With his tough, tongue-in-cheek detective, Spenser, Robert B. Parker has created one of the most successful figures in modern crime fiction. PLAYMATES is the sixteenth entry in the Spenser series, and it marks a welcome return to a story line closer to those of the earlier books in the series. When rumors of point-shaving surface at a college near Boston, the school hires Spenser to investigate. Assisted by his friend, Hawk, and his girlfriend, psychotherapist Susan Silverman, the detective finds himself caught in a moral dilemma when the truth behind the rumors threatens a player’s future.
The story itself lacks the substance, and to some extent the suspense of the best of the Spenser books, but Parker’s rapid pacing and deadpan wit--always highlights of his work--turn a thin plot into an enjoyable mystery.

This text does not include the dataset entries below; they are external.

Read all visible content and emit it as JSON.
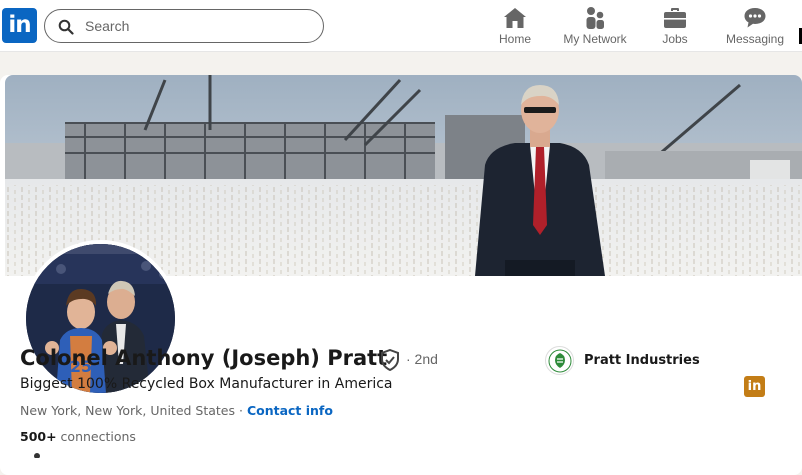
{
  "header": {
    "logo_text": "in",
    "search": {
      "placeholder": "Search"
    },
    "nav": [
      {
        "label": "Home",
        "icon": "home-icon"
      },
      {
        "label": "My Network",
        "icon": "people-icon"
      },
      {
        "label": "Jobs",
        "icon": "briefcase-icon"
      },
      {
        "label": "Messaging",
        "icon": "chat-icon"
      }
    ]
  },
  "profile": {
    "name": "Colonel Anthony (Joseph) Pratt",
    "degree": "· 2nd",
    "headline": "Biggest 100% Recycled Box Manufacturer in America",
    "location": "New York, New York, United States",
    "location_sep": " · ",
    "contact_label": "Contact info",
    "connections_count": "500+",
    "connections_label": " connections",
    "badge_text": "in",
    "company": {
      "name": "Pratt Industries"
    }
  },
  "colors": {
    "brand_blue": "#0a66c2",
    "badge_gold": "#c37d16",
    "company_green": "#2e8b3a"
  }
}
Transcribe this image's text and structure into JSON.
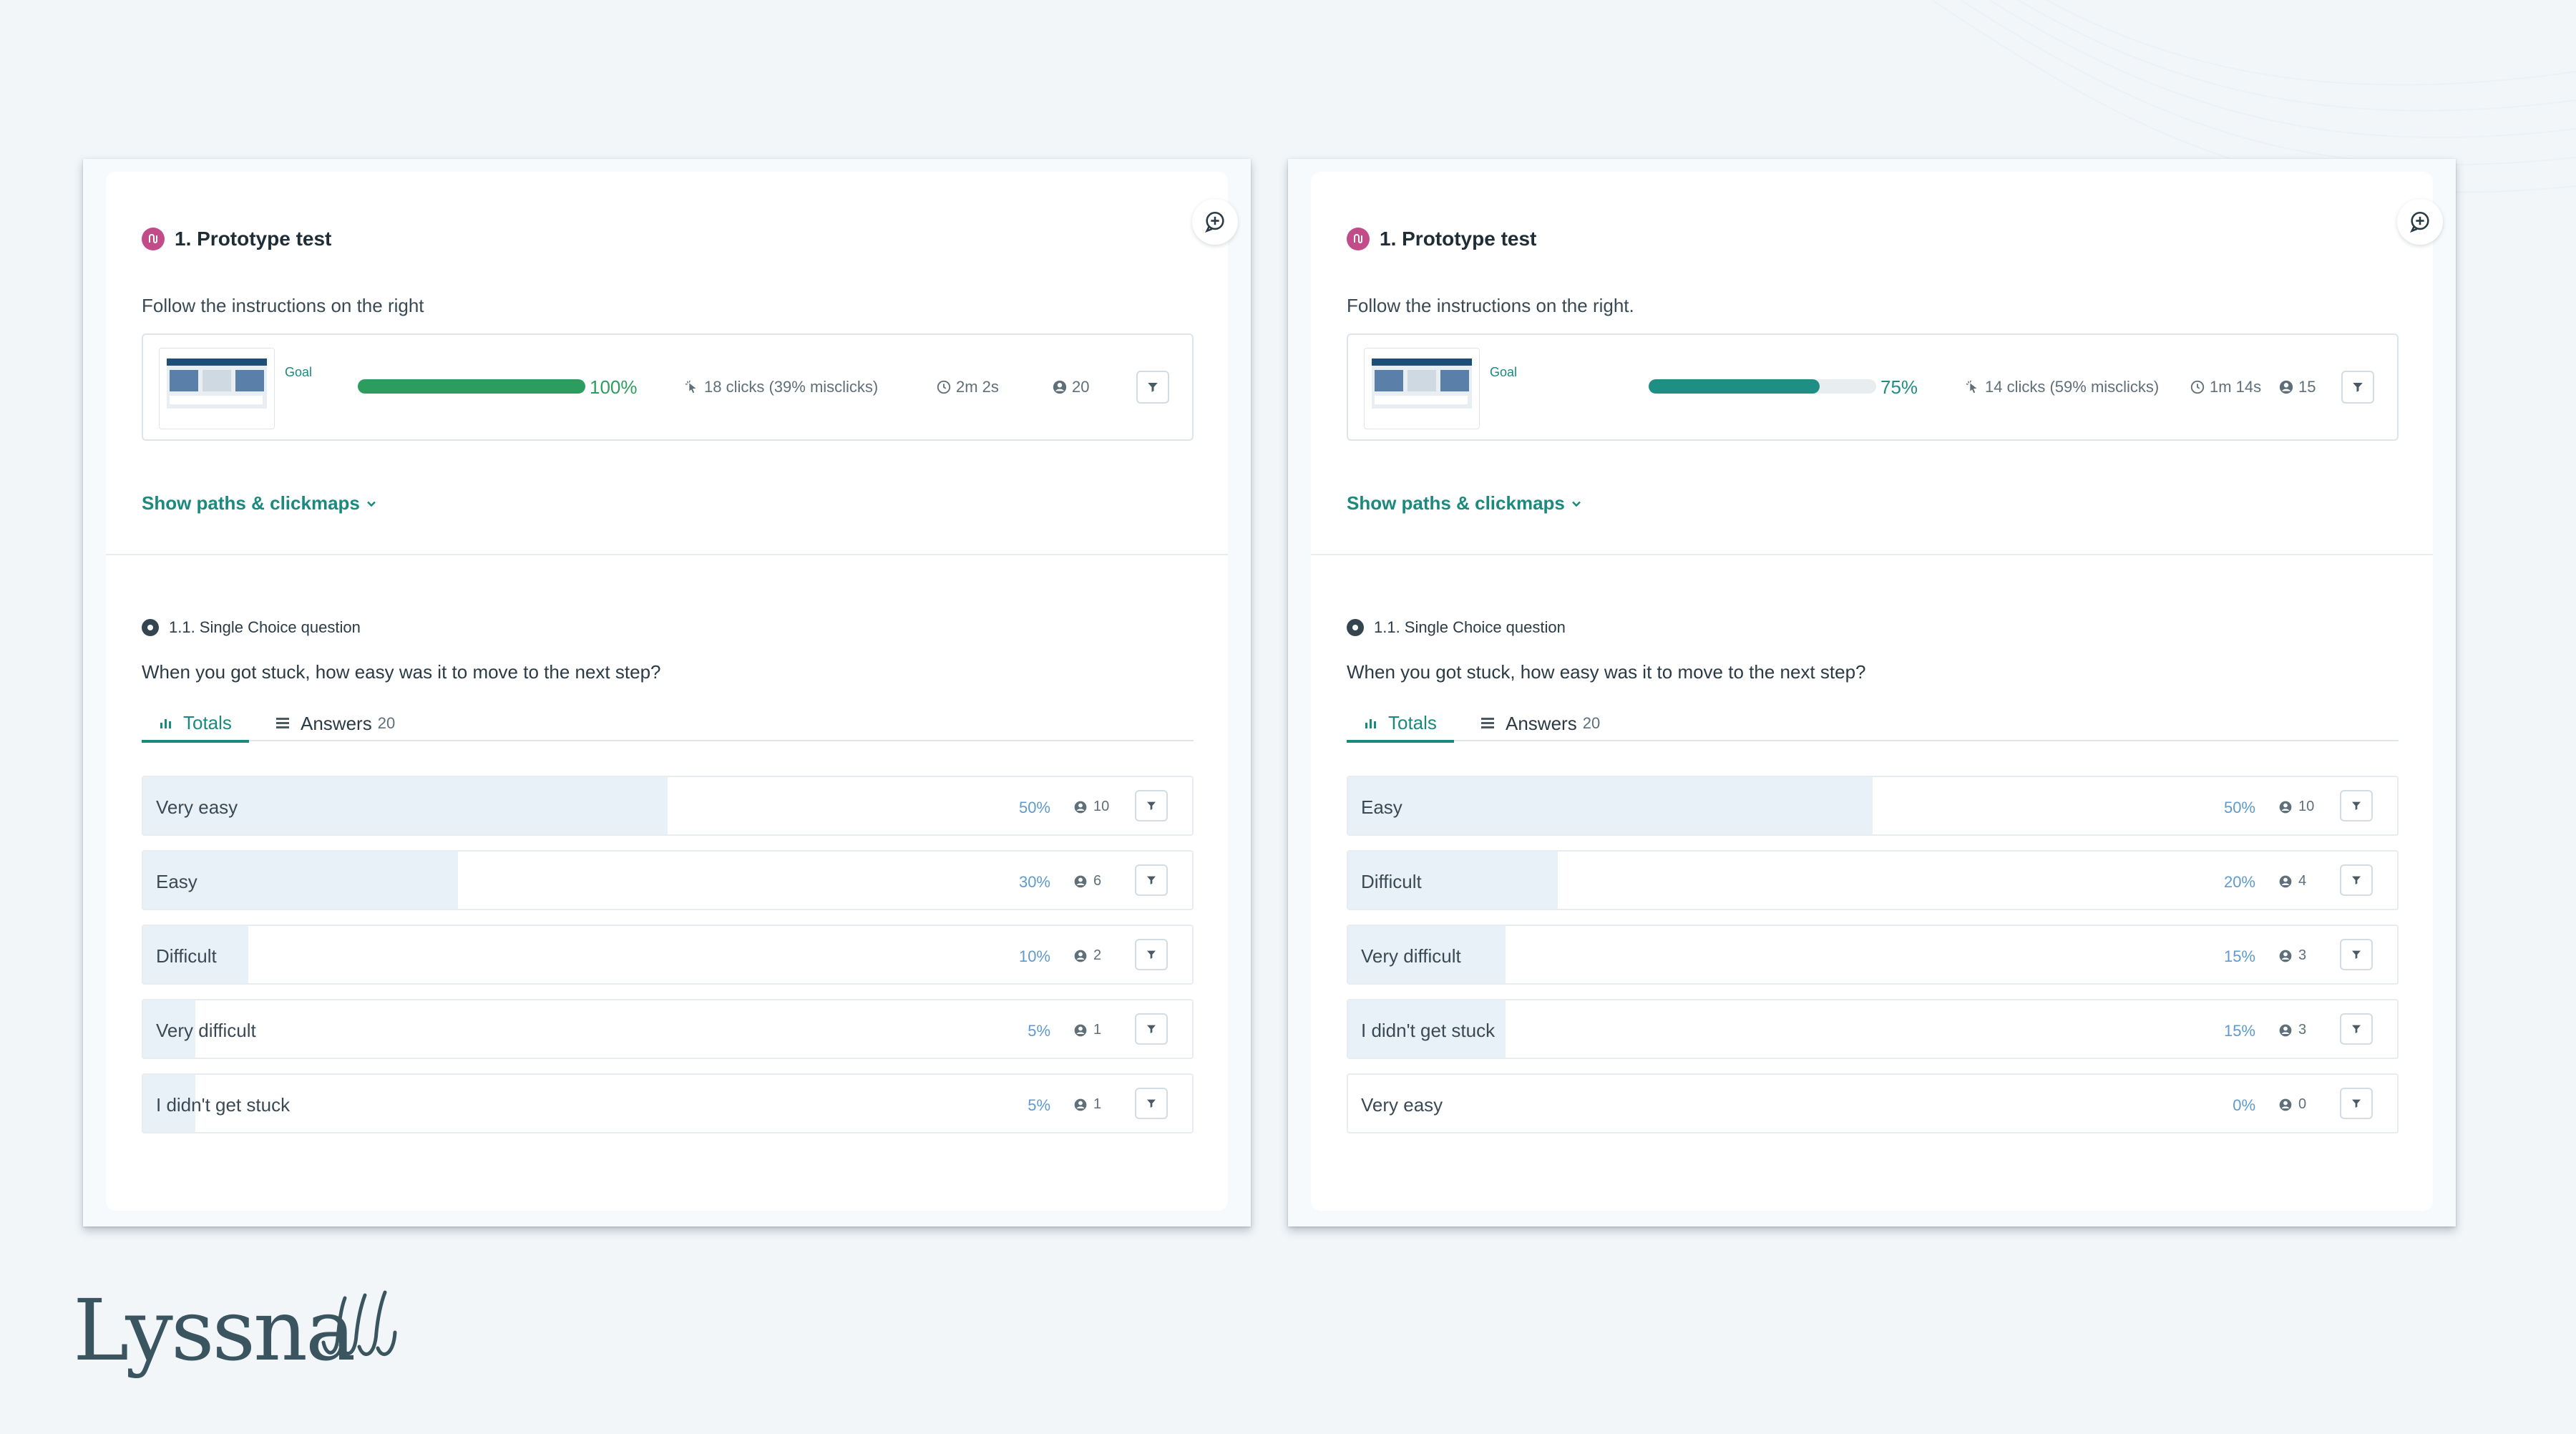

Spenser’s irreverent banter is handled with Parker’s usual skill, and his intriguing stance as a hard-boiled hero motivated by a conscience and a firm sense of honor remains unchanged. Parker has used the books, with varying degrees of success, to explore his character’s personal code of ethics, and that is the case with PLAYMATES as well.
Several of the more recent books in the series have dealt extensively with Spenser’s relationship with Susan Silverman, in some cases opting for contrived plotting and heavy handed philosophizing. PLAYMATES finds Spenser and Susan at a stable point in their relationship and her assistance with the case is believable and well-handled. Indeed, despite its flaws the latest Spenser novel is a witty and tautly written mystery.